Extracted records
- Opening Delimiter -
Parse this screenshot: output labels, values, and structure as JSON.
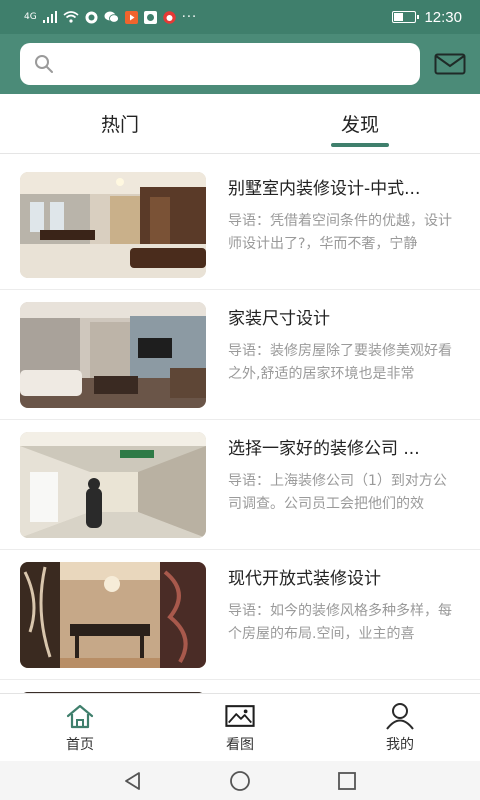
{
  "status_bar": {
    "signal_text": "4G",
    "time": "12:30"
  },
  "search": {
    "placeholder": ""
  },
  "tabs": [
    {
      "label": "热门",
      "active": false
    },
    {
      "label": "发现",
      "active": true
    }
  ],
  "articles": [
    {
      "title": "别墅室内装修设计-中式...",
      "desc": "导语：凭借着空间条件的优越，设计师设计出了?，华而不奢，宁静"
    },
    {
      "title": "家装尺寸设计",
      "desc": "导语：装修房屋除了要装修美观好看之外,舒适的居家环境也是非常"
    },
    {
      "title": "选择一家好的装修公司 ...",
      "desc": "导语：上海装修公司（1）到对方公司调查。公司员工会把他们的效"
    },
    {
      "title": "现代开放式装修设计",
      "desc": "导语：如今的装修风格多种多样，每个房屋的布局.空间，业主的喜"
    }
  ],
  "bottom_nav": [
    {
      "label": "首页",
      "icon": "home-icon",
      "active": true
    },
    {
      "label": "看图",
      "icon": "image-icon",
      "active": false
    },
    {
      "label": "我的",
      "icon": "user-icon",
      "active": false
    }
  ],
  "colors": {
    "brand": "#3f7f6c",
    "header": "#4b8b78",
    "desc_text": "#9a9a9a"
  }
}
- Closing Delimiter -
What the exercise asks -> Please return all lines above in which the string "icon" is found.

Response ->
      "icon": "home-icon",
      "icon": "image-icon",
      "icon": "user-icon",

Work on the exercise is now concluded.